Streetcars, once a common sight in cities across the US, vanished in the post-WWII automobile boom. But with a renewed interested in sustainable transportation and the availability of federal grants, many communities are bringing the streetcar back. Cities like Los Angeles, Atlanta and Houston will see gleaming new systems within the next few years, promising more transit options for residents.
Why do streetcars and other rail projects make sense? Portland, Oregon built its modern streetcar system in 2001 and has seen $3.5 billion in new downtown development, most of it within one block of the streetcar line. The system has also spawned a homegrown manufacturing sector and reduced vehicle miles travelled by an estimated 70 million per year. That’s because an average streetcar is capable of taking over 145 cars off the road.
Washington, DC’s new streetcar system, set to open one line at the end of 2013 promises to connect neighborhoods currently underserved by the bus or Metro (subway) system. It’s also expected to spur the local economy well beyond the project’s cost.
And Tucson AZ’s new Sun Link system, also opening in the coming months, has already created 500 construction jobs and inspired scores of small businesses to locate to the area.
These are just a few of the roughly 50 streetcar/light rail projects planned or under construction in cities across the US.
Patrick Condon, author of Sustainable Communities: Design Strategies for the Post-Carbon World says that streetcar-friendly cities reduce per-capita energy use and enhance the well-being of their residents. This was true of Vancouver in 1922 and Strasbourg, France today. Streetcars are both time-tested and modern.
Streetcars function well with other low-carbon transportation options too. In Vancouver, cyclists can bring their bikes on board and can connect to bus and bike routes when they leave the system.
In many ways, streetcars are similar to city buses: they ride in the street with cars and make frequent stops (unlike other rail systems which have limited, predetermined stations). How do communities decide whether to prioritize buses or streetcars in their transportation plans?
David Alpert of Greater Greater Washington says that “one mode is not better than another in all contexts”. In other words, it depends.
In many Central and South American cities planners have decided to prioritize buses and the approach has been wildly successful. “Bus rapid transit” (BRT) buses allows commuters to pay for tickets before they board and have designated lanes separate from car traffic. Mexico City, for example, has committed serious resources to BRT, enough to earn it a sustainable transportation award from EarthShare member Institute for Transportation & Development Policy (ITDP).

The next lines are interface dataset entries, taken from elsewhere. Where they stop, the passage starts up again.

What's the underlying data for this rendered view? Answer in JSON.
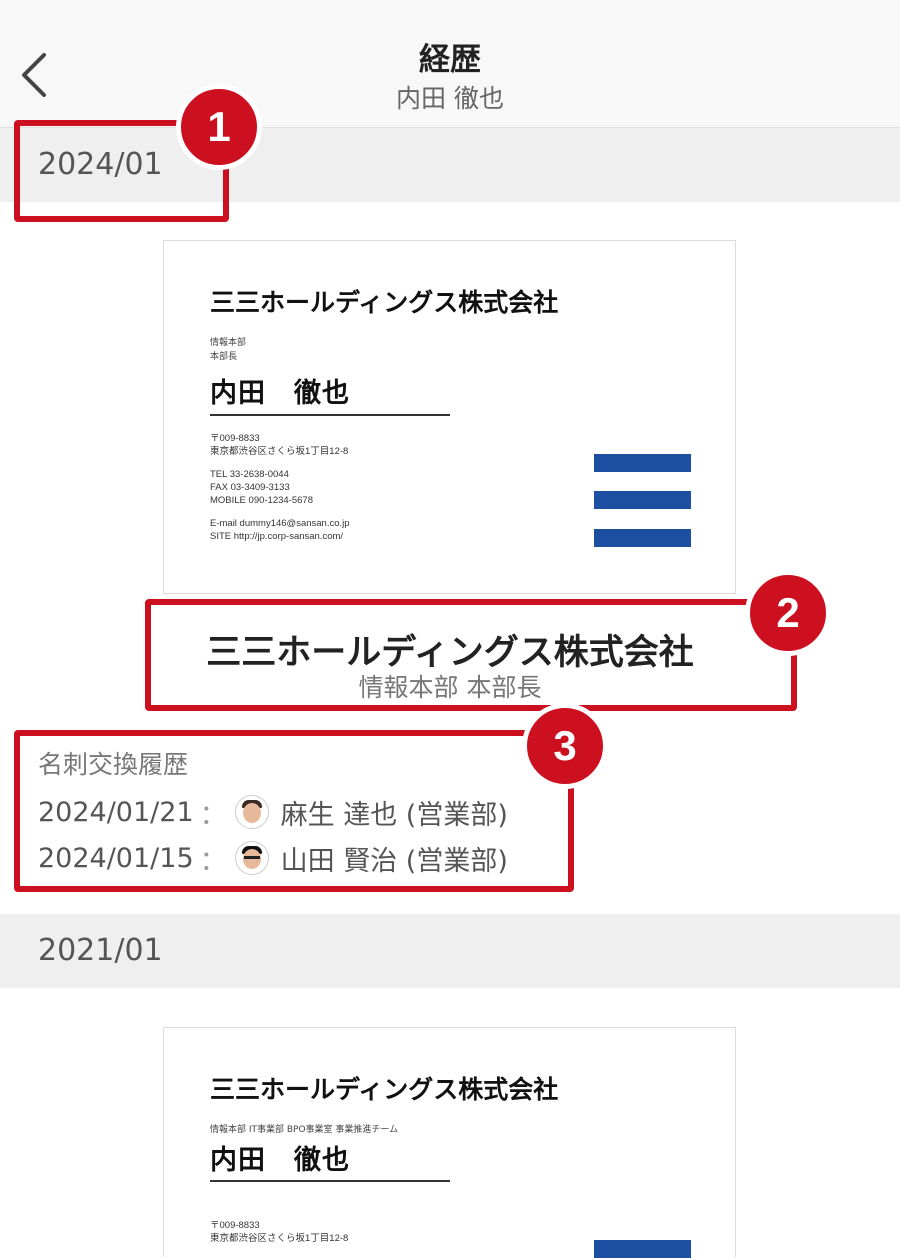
{
  "header": {
    "title": "経歴",
    "subtitle": "内田 徹也"
  },
  "entries": [
    {
      "year": "2024/01",
      "card": {
        "company": "三三ホールディングス株式会社",
        "dept_lines": [
          "情報本部",
          "本部長"
        ],
        "name": "内田　徹也",
        "address_lines": [
          "〒009-8833",
          "東京都渋谷区さくら坂1丁目12-8"
        ],
        "contact_lines": [
          "TEL 33-2638-0044",
          "FAX 03-3409-3133",
          "MOBILE 090-1234-5678"
        ],
        "web_lines": [
          "E-mail dummy146@sansan.co.jp",
          "SITE http://jp.corp-sansan.com/"
        ]
      },
      "company_name": "三三ホールディングス株式会社",
      "position": "情報本部 本部長",
      "history": {
        "heading": "名刺交換履歴",
        "rows": [
          {
            "date": "2024/01/21",
            "separator": "：",
            "person": "麻生 達也 (営業部)"
          },
          {
            "date": "2024/01/15",
            "separator": "：",
            "person": "山田 賢治 (営業部)"
          }
        ]
      }
    },
    {
      "year": "2021/01",
      "card": {
        "company": "三三ホールディングス株式会社",
        "dept_line": "情報本部 IT事業部 BPO事業室 事業推進チーム",
        "name": "内田　徹也",
        "address_lines": [
          "〒009-8833",
          "東京都渋谷区さくら坂1丁目12-8"
        ]
      }
    }
  ],
  "annotations": [
    "1",
    "2",
    "3"
  ],
  "colors": {
    "accent": "#cc1020",
    "card_logo": "#1c4fa0",
    "section_bg": "#efefef"
  }
}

Want to bring rail, BRT, bikes, and other sustainable transportation options to your region? Visit Natural Resources Defense Council’s Transportation Issues page or ITDP for information you can share with decision-makers in your community.